Mike Jones confirmed that wife Cheryl Pennington and his son were both patients of Dr. Nagareddy. He said, “I had no idea that our son had never been tested or anything. He was just given prescriptions.” With regards to his wife, he continued, “the doctor in the ER flat out told me that her liver was completely shot from years of pain medication, and to come to find out, he was the one giving her pain medicine.”
In March, the doctor had described himself as an honest man who looked after patients that were seriously ill. He is presently being held with no bond. He has denied the allegations placed before him. His attorney, Steve Frey, said that he and his client would be ready to defend the matter in court; he added that Nagareddy was innocent of all charges pinned on him.
This is the latest development in a protracted investigation involving Nagareddy and his dodgy medical practice. A probation officer was the first person to raise a red flag after she noticed that three dead people on her case file had been patients of the doctor. She reported the suspicious deaths to the Drug Enforcement Administration, who, with the help of local police authorities, built a case against Nagareddy. He was indicted for contravening the Georgia Controlled Substances Act for prescribing medications without medical justifiable cause. He was later released on a $100,000 bond.

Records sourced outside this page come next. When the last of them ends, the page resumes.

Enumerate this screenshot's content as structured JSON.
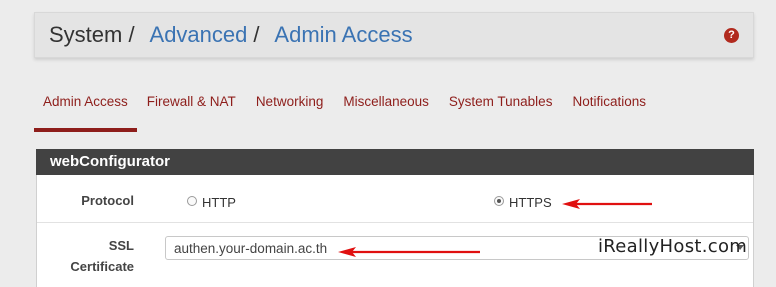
{
  "breadcrumb": {
    "root": "System",
    "separator": "/",
    "level1": "Advanced",
    "level2": "Admin Access"
  },
  "help_icon": {
    "symbol": "?",
    "name": "help-icon",
    "color": "#b12a1e"
  },
  "tabs": [
    {
      "label": "Admin Access",
      "active": true
    },
    {
      "label": "Firewall & NAT",
      "active": false
    },
    {
      "label": "Networking",
      "active": false
    },
    {
      "label": "Miscellaneous",
      "active": false
    },
    {
      "label": "System Tunables",
      "active": false
    },
    {
      "label": "Notifications",
      "active": false
    }
  ],
  "panel": {
    "title": "webConfigurator",
    "protocol": {
      "label": "Protocol",
      "options": [
        {
          "label": "HTTP",
          "checked": false
        },
        {
          "label": "HTTPS",
          "checked": true
        }
      ]
    },
    "ssl": {
      "label_line1": "SSL",
      "label_line2": "Certificate",
      "value": "authen.your-domain.ac.th"
    }
  },
  "watermark": "iReallyHost.com",
  "colors": {
    "tab_text": "#8e1e1b",
    "link": "#3a73b3",
    "panel_header": "#424242",
    "annotation_arrow": "#e01010"
  }
}
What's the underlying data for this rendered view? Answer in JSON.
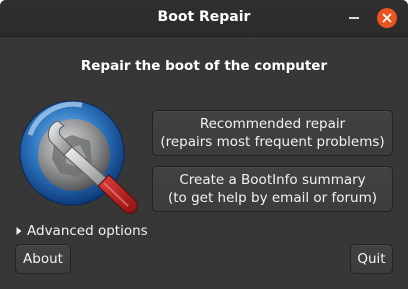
{
  "window": {
    "title": "Boot Repair",
    "controls": {
      "minimize": "minimize-icon",
      "close": "close-icon"
    }
  },
  "main": {
    "heading": "Repair the boot of the computer",
    "logo_icon": "boot-repair-wrench-logo-icon",
    "recommended_repair": {
      "line1": "Recommended repair",
      "line2": "(repairs most frequent problems)"
    },
    "bootinfo_summary": {
      "line1": "Create a BootInfo summary",
      "line2": "(to get help by email or forum)"
    },
    "advanced_options": {
      "label": "Advanced options",
      "expanded": false
    }
  },
  "footer": {
    "about_label": "About",
    "quit_label": "Quit"
  },
  "colors": {
    "window_bg": "#373737",
    "titlebar_bg": "#2c2c2c",
    "close_button": "#e95420",
    "text": "#f2f2f2"
  }
}
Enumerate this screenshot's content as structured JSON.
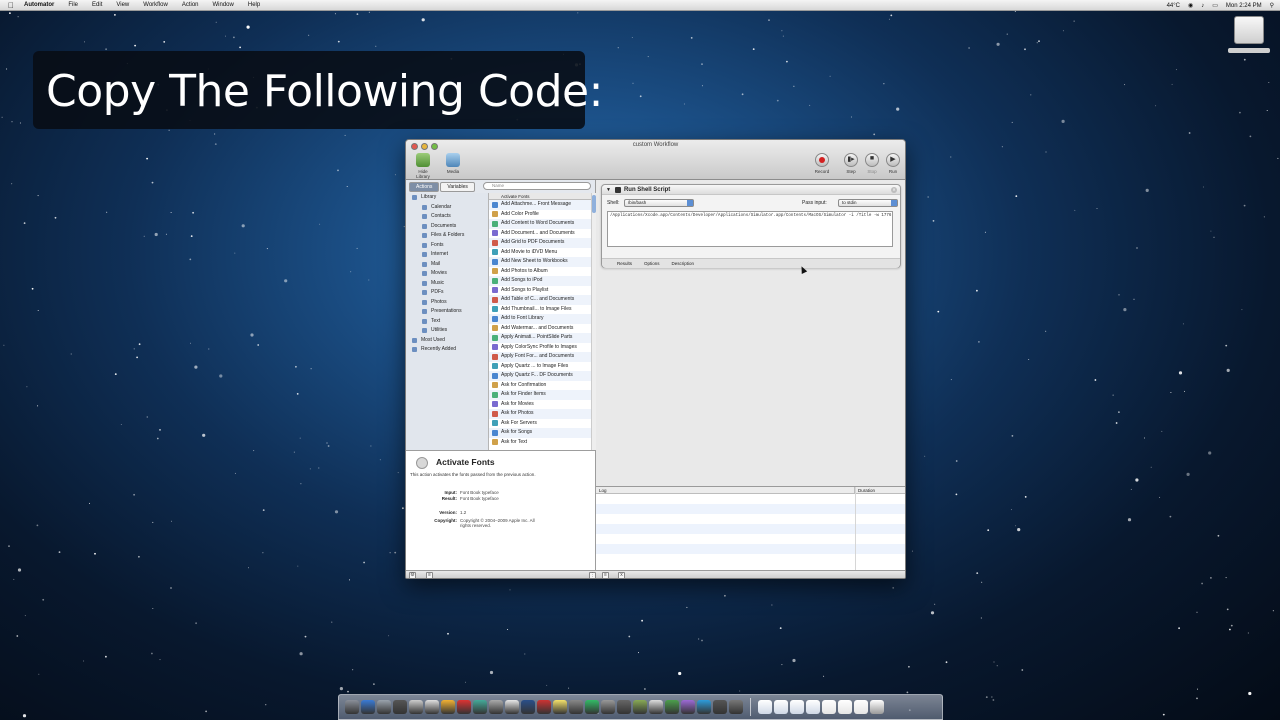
{
  "menubar": {
    "app": "Automator",
    "items": [
      "File",
      "Edit",
      "View",
      "Workflow",
      "Action",
      "Window",
      "Help"
    ],
    "temperature": "44°C",
    "clock": "Mon 2:24 PM"
  },
  "caption": "Copy The Following Code:",
  "window": {
    "title": "custom Workflow",
    "toolbar": {
      "hide_library": "Hide Library",
      "media": "Media",
      "record": "Record",
      "step": "Step",
      "stop": "Stop",
      "run": "Run"
    },
    "library": {
      "tabs": [
        "Actions",
        "Variables"
      ],
      "search_placeholder": "Name",
      "categories": [
        {
          "label": "Library",
          "level": 0
        },
        {
          "label": "Calendar",
          "level": 1
        },
        {
          "label": "Contacts",
          "level": 1
        },
        {
          "label": "Documents",
          "level": 1
        },
        {
          "label": "Files & Folders",
          "level": 1
        },
        {
          "label": "Fonts",
          "level": 1
        },
        {
          "label": "Internet",
          "level": 1
        },
        {
          "label": "Mail",
          "level": 1
        },
        {
          "label": "Movies",
          "level": 1
        },
        {
          "label": "Music",
          "level": 1
        },
        {
          "label": "PDFs",
          "level": 1
        },
        {
          "label": "Photos",
          "level": 1
        },
        {
          "label": "Presentations",
          "level": 1
        },
        {
          "label": "Text",
          "level": 1
        },
        {
          "label": "Utilities",
          "level": 1
        },
        {
          "label": "Most Used",
          "level": 0
        },
        {
          "label": "Recently Added",
          "level": 0
        }
      ],
      "actions_header": "Activate Fonts",
      "actions": [
        "Add Attachme... Front Message",
        "Add Color Profile",
        "Add Content to Word Documents",
        "Add Document... and Documents",
        "Add Grid to PDF Documents",
        "Add Movie to iDVD Menu",
        "Add New Sheet to Workbooks",
        "Add Photos to Album",
        "Add Songs to iPod",
        "Add Songs to Playlist",
        "Add Table of C... and Documents",
        "Add Thumbnail... to Image Files",
        "Add to Font Library",
        "Add Watermar... and Documents",
        "Apply Animati... PointSlide Parts",
        "Apply ColorSync Profile to Images",
        "Apply Font For... and Documents",
        "Apply Quartz ... to Image Files",
        "Apply Quartz F... DF Documents",
        "Ask for Confirmation",
        "Ask for Finder Items",
        "Ask for Movies",
        "Ask for Photos",
        "Ask For Servers",
        "Ask for Songs",
        "Ask for Text"
      ]
    },
    "description": {
      "title": "Activate Fonts",
      "text": "This action activates the fonts passed from the previous action.",
      "input_label": "Input:",
      "input_value": "Font Book typeface",
      "result_label": "Result:",
      "result_value": "Font Book typeface",
      "version_label": "Version:",
      "version_value": "1.2",
      "copyright_label": "Copyright:",
      "copyright_value": "Copyright © 2004–2009 Apple Inc. All rights reserved."
    },
    "action": {
      "title": "Run Shell Script",
      "shell_label": "Shell:",
      "shell_value": "/bin/bash",
      "pass_input_label": "Pass input:",
      "pass_input_value": "to stdin",
      "script": "/Applications/Xcode.app/Contents/Developer/Applications/Simulator.app/Contents/MacOS/Simulator -i /Title -w 1776",
      "tabs": [
        "Results",
        "Options",
        "Description"
      ]
    },
    "log": {
      "col_log": "Log",
      "col_duration": "Duration"
    }
  }
}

According to court documents, 36 of Nagareddy’s patients died from controlled substances that included oxycodone, hydrocodone, fentanyl, amphetamine, and methadone. His patients were struggling with panic attacks, depression, and addiction. Some former patients credit him for saving their lives and lauding him as the only physician who would attend to them without insurance. Others labeled him a “drug pusher,” saying his waiting room was often packed with dazed patients. “You could tell a lot of them were junkies,” said Rebecca Gray, whose sister overdosed on painkillers.
[Image via Clayton County Police]